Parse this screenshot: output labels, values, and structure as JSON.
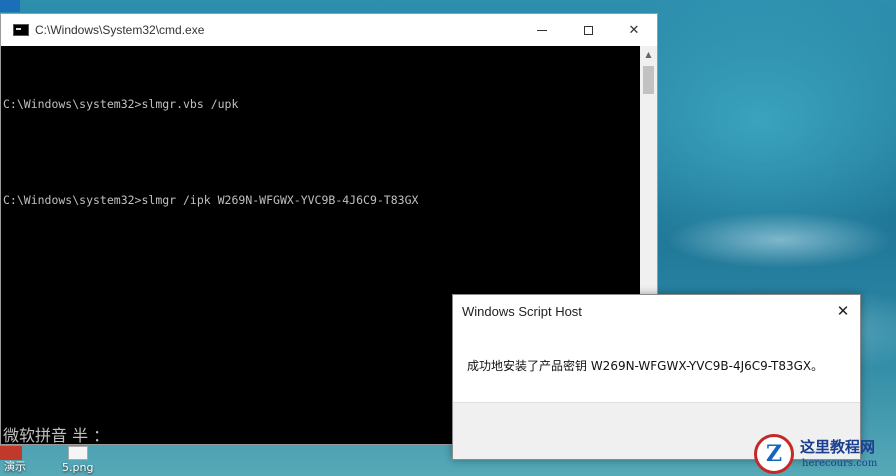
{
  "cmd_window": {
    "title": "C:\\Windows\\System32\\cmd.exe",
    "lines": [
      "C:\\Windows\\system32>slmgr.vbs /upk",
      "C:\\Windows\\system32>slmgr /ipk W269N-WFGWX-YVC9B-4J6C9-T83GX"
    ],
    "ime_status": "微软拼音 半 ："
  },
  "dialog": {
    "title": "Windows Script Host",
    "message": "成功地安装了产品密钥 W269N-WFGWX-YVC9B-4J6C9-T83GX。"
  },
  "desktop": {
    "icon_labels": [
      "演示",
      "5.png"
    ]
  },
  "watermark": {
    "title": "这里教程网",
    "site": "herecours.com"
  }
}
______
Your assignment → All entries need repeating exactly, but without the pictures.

Task solution →
Parse this screenshot: output labels, values, and structure as JSON.
{
  "cmd_window": {
    "title": "C:\\Windows\\System32\\cmd.exe",
    "lines": [
      "C:\\Windows\\system32>slmgr.vbs /upk",
      "C:\\Windows\\system32>slmgr /ipk W269N-WFGWX-YVC9B-4J6C9-T83GX"
    ],
    "ime_status": "微软拼音 半 ："
  },
  "dialog": {
    "title": "Windows Script Host",
    "message": "成功地安装了产品密钥 W269N-WFGWX-YVC9B-4J6C9-T83GX。"
  },
  "desktop": {
    "icon_labels": [
      "演示",
      "5.png"
    ]
  },
  "watermark": {
    "title": "这里教程网",
    "site": "herecours.com"
  }
}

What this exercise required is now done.